He scared her, but she could escape to get her gun.

He scared her, but he didn't pick up a knife on the kitchen counter during the fight.

Closing arguments begin this morning.

Stephanie Wang can be reached at or (813) 661-2443.

Tamra Leasure testifies in Tampa murder trial that she was fighting for her life 02/09/11 [Last modified: Thursday, February 10, 2011 7:11am]
Photo reprints | Article reprints

© 2017 Tampa Bay Times


Join the discussion: Click to view comments, add yours

  1. What you need to know for Monday, July 24


    Catching you up on overnight happenings, and what you need to know today.

    At 1.2 million gallons, the house of Harry Barkett in South Tampa used more water than anyone else in the Tampa Bay region between Jan. 1 and May 31 of this year, when Tampa was in a severe drought. ALESSANDRA DA PRA  |   Times
  2. Discovering the true meaning of Black Forest cake in the German region itself

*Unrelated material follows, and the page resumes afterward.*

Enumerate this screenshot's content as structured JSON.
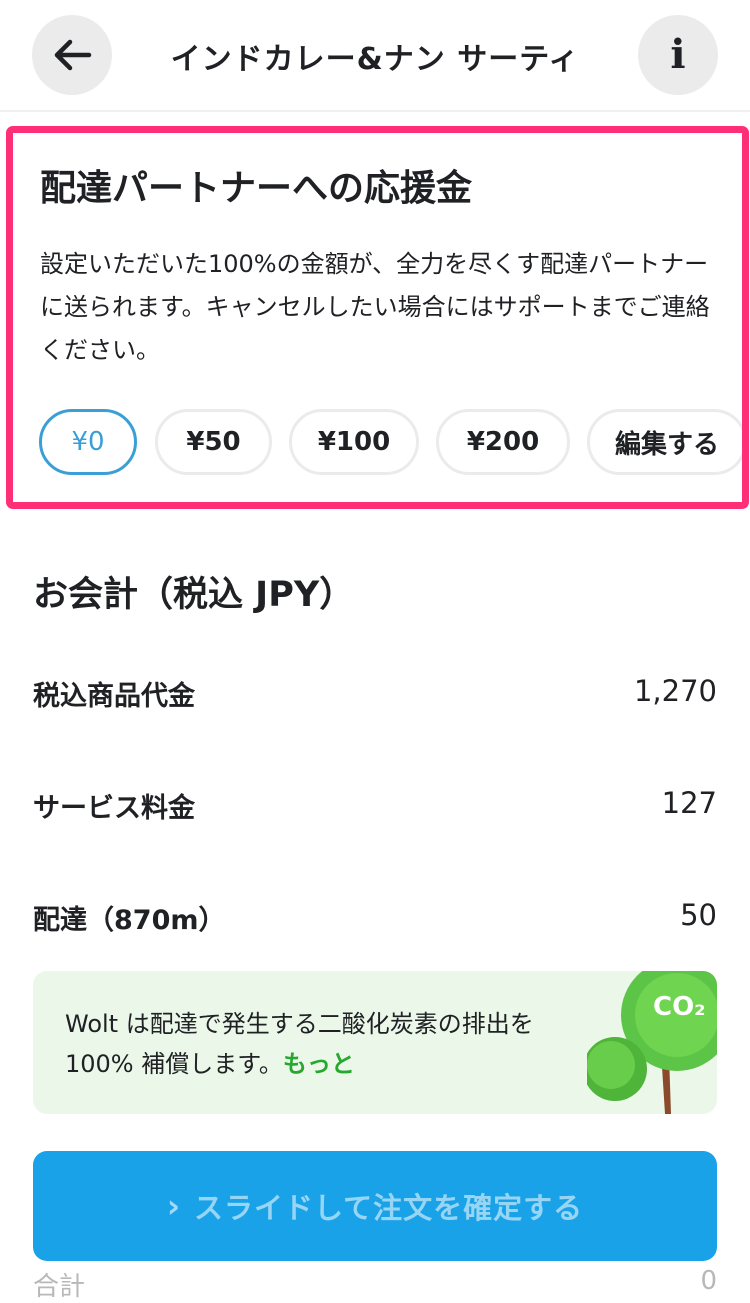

    The first time I had a taste of the Black Forest, it wasn't by way of cake.

    Black Forest Cake in Germany was granted legally protected status in 2013. It must use the gateau’s original ingredients, including kirsch, a brandy made from fermented sour cherries from the region.
  3. Gov. Scott's tough talk on Venezuela may not turn into economic action

    State Roundup

    TALLAHASSEE — To show his solidarity with Venezuelans, Gov. Rick Scott held a rally in South Florida and repeatedly promised to punish companies that do business with the Nicolás Maduro regime.

    Gov. Rick Scott held a rally July 10 at El Arepazo restaurant to show solidarity with Venezuelans. Scott has said he wants to punish companies that work with the Nicol?s Maduro regime.
  4. Paralyzed patients in Florida fear losing health care at home


    TAMPA — After a 1999 car crash left Albert Hort paralyzed, he lived for a while in a nursing home.

    Albert Hort, 54, is a quadriplegic and receives care at his Tarpon Springs apartment, thanks to a special state program.
  5. Jordan Spieth wins British Open (w/ video)


    SOUTHPORT, England — Someday, perhaps soon, there will be a plaque at Royal Birkdale for Jordan Spieth, much like the one off the 16th hole that celebrates Arnold Palmer and the 6-iron he slashed out of the rough in 1961 to win the British Open and usher in a new era of golf.

    Matt Kuchar plays out of the bunker on the 18th hole and finishes with bogey for 1-under 69. He had a one-shot lead after 13 holes.